In this week’s guest article Jon Schnitzer from TheBrainFactory.com interviews Robert C Morton a Director of Photography and Stereoscopic Supervisor on his latest project from Australia – “Storm Surfers 3D”. The original article and 3 more parts of this series can be read here.
This in-DDDepth interview quickly evolved into a guide on how to make a 3D documentary. From inspiration, production, post-production and distribution, this is how to create a visceral 3D storytelling experience.
JS: What’s “Storm Surfers 3D” about?
RCM: “Storm Surfers 3D” follows two-time world champion Tom Carroll and big wave tow-in pioneer Ross Clarke-Jones as they hunt down and ride the world’s biggest waves. Hunting waves the size of a four-story building involves strategy, timing and preparation in tracking the largest oceanic storms in the world. Meteorologist and surf forecaster Ben Matson uses storm prediction technology and historical data models to track swells and time their arrival in a mad, high-stakes race against time and the elements, to conquer and film massive waves.
JS: Why was it shot in 3D?
RCM: The initial discussions about the project with the Producers and Directors were all about how a surfing film would look in 3D. Initial conversations centered around coverage and how the previously established look for surfing films would apply to 3D. The Directors wanted to use 3D to enhance the visceral experience of the surfing sequences and present the documentary elements with a sense of naturalism.
JS: What’s your 3D background?
RCM: Having been working in the field of 3D for the last 5 years, I have worked on numerous short films, commercials, promos etc. I was brought on the project as the Stereoscopic Supervisor to design a 3D solution that encompassed camera systems, shooting procedures and a workflow to handle a TV show, 3D webisodes and a feature film in 3D. For the DOP (Director of Photography) and Water DOP, it was their first taste of shooting 3D.

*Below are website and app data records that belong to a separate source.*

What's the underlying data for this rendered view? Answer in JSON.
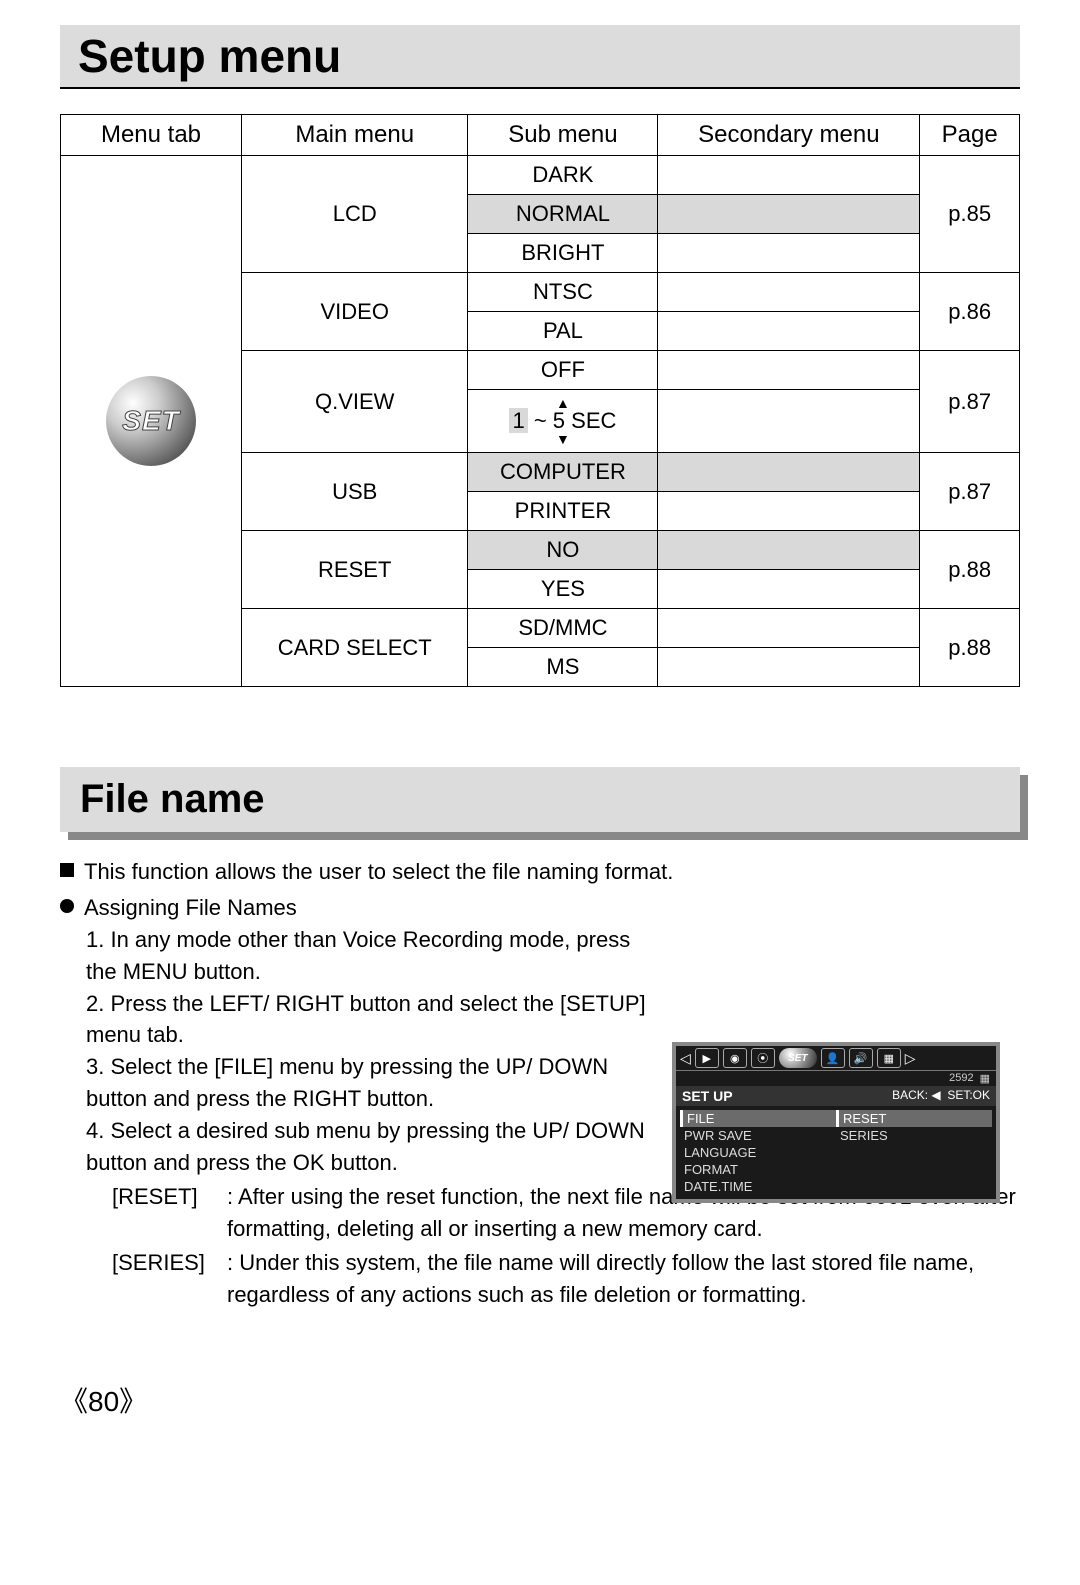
{
  "title": "Setup menu",
  "headers": {
    "menutab": "Menu tab",
    "main": "Main menu",
    "sub": "Sub menu",
    "sec": "Secondary menu",
    "page": "Page"
  },
  "set_label": "SET",
  "rows": {
    "lcd": {
      "label": "LCD",
      "sub": {
        "dark": "DARK",
        "normal": "NORMAL",
        "bright": "BRIGHT"
      },
      "page": "p.85"
    },
    "video": {
      "label": "VIDEO",
      "sub": {
        "ntsc": "NTSC",
        "pal": "PAL"
      },
      "page": "p.86"
    },
    "qview": {
      "label": "Q.VIEW",
      "sub": {
        "off": "OFF",
        "range": "1 ~ 5 SEC",
        "num": "1"
      },
      "page": "p.87"
    },
    "usb": {
      "label": "USB",
      "sub": {
        "computer": "COMPUTER",
        "printer": "PRINTER"
      },
      "page": "p.87"
    },
    "reset": {
      "label": "RESET",
      "sub": {
        "no": "NO",
        "yes": "YES"
      },
      "page": "p.88"
    },
    "card": {
      "label": "CARD SELECT",
      "sub": {
        "sd": "SD/MMC",
        "ms": "MS"
      },
      "page": "p.88"
    }
  },
  "section": "File name",
  "text": {
    "intro": "This function allows the user to select the file naming format.",
    "assign": "Assigning File Names",
    "s1": "1. In any mode other than Voice Recording mode, press the MENU button.",
    "s2": "2. Press the LEFT/ RIGHT button and select the [SETUP] menu tab.",
    "s3": "3. Select the [FILE] menu by pressing the UP/ DOWN button and press the RIGHT button.",
    "s4": "4. Select a desired sub menu by pressing the UP/ DOWN button and press the OK button.",
    "reset_l": "[RESET]",
    "reset_t": ": After using the reset function, the next file name will be set from 0001 even after formatting, deleting all or inserting a new memory card.",
    "series_l": "[SERIES]",
    "series_t": ": Under this system, the file name will directly follow the last stored file name, regardless of any actions such as file deletion or formatting."
  },
  "screen": {
    "num": "2592",
    "title": "SET UP",
    "back": "BACK: ◀",
    "ok": "SET:OK",
    "left": [
      "FILE",
      "PWR SAVE",
      "LANGUAGE",
      "FORMAT",
      "DATE.TIME"
    ],
    "right": [
      "RESET",
      "SERIES"
    ]
  },
  "page_num": "《80》"
}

JS: How was “Storm Surfers 3D” different from a 2D shoot?
RCM: Essentially anything that is a minor technical problem in 2D is a big technical problem in 3D – you are aiming to shoot similar images (in both the left and right cameras) so you have to pay attention to camera alignment (in a beamsplitter or side-by-side rig) and removal of elements which could potentially cause rivalries (or differences) between the two eyes.
JS: It’s true. Even if light just reflects differently in the left camera than it does in the right camera, it creates a strobe effect which can lead to eye strain and headaches. Every filmmaker must have their own stereoscopic point of view and 3D philosophy in order to use depth to heighten the emotional impact of their story. What’s your personal 3D philosophy?
RCM: We use our senses to interact with the world around us. We have been hardwired with the ability to accept two dissimilar views and interpret them as our perception of the world which evokes many physiological and emotional responses in the process of perception. Stereoscopic 3D supports this notion to heighten the connection between viewer and story.
RCM: 3D depicts many additional cues (often subconscious) that allow us to better understand the world we are presented, and respond to it. The art and visual perception of 3D for narrative storytelling is still in its infancy, but with every new film and every unique perspective filmmakers are further establishing the creative possibilities as a visual language.
JS: What’s the most important part of the 3D process?
RCM: For me, consistency is the most important part of the process, a process which involves many creatives within a production, moving towards a common goal. Lens focal length and composition are key to the choices which are available to a stereographer regarding volume and depth.
JS: You’re right, sometimes when a long lens is used in a 3D production, you can rob the image of real depth which results in layers of flatness (like a pop-up book). Did the crew share your passion and discipline for shooting in 3D?
RCM: Everyone on the production (including our cast) were interested in how 3D worked, which meant everyone understood what needed to happen to make the shots work technically. The cast were spatially aware of the camera without hindering what they were doing. This meant we maintained a volume/depth continuity and minimized moments that would be (technically) problematic in 3D.
JS: That’s really smart. Every 3D filmmaker must have their crew as well as their cast on board with what works and what doesn’t work in 3D to avoid mistakes.
JS: What 3D documentaries did you watch as inspiration for “Storm Surfers 3D”?
RCM: During the early development stage of “Storm Surfers 3D”, IMAX “Ultimate Wave” came out on screens which provided a good reference for how surfing looks in 3D.
JS: What do you think about the IMAX 3D?
RCM: I really enjoy the experience of IMAX 3D . It breaks all the spatial barriers which theatrical cinemas and TV screens are limited to via ‘the 3D window’. IMAX takes up your entire periphery, the screen is close to the viewer and the images are high resolution and bright. IMAX presents a more natural depth perspective, allowing elements to come much closer to the viewer, mimicking how we spatially interact with the real world. There is in your face theme park 3D, but then there is also spatially immersive 3D – which presents a natural depth and volume similar to how we perceive and interact with the world.
JS: What’s your fav IMAX 3D documentary?
RM: It’s hard to choose. “Hubble” was an incredible achievement and “Born To Be Wild” had an engaging story supported by beautiful 3D imagery.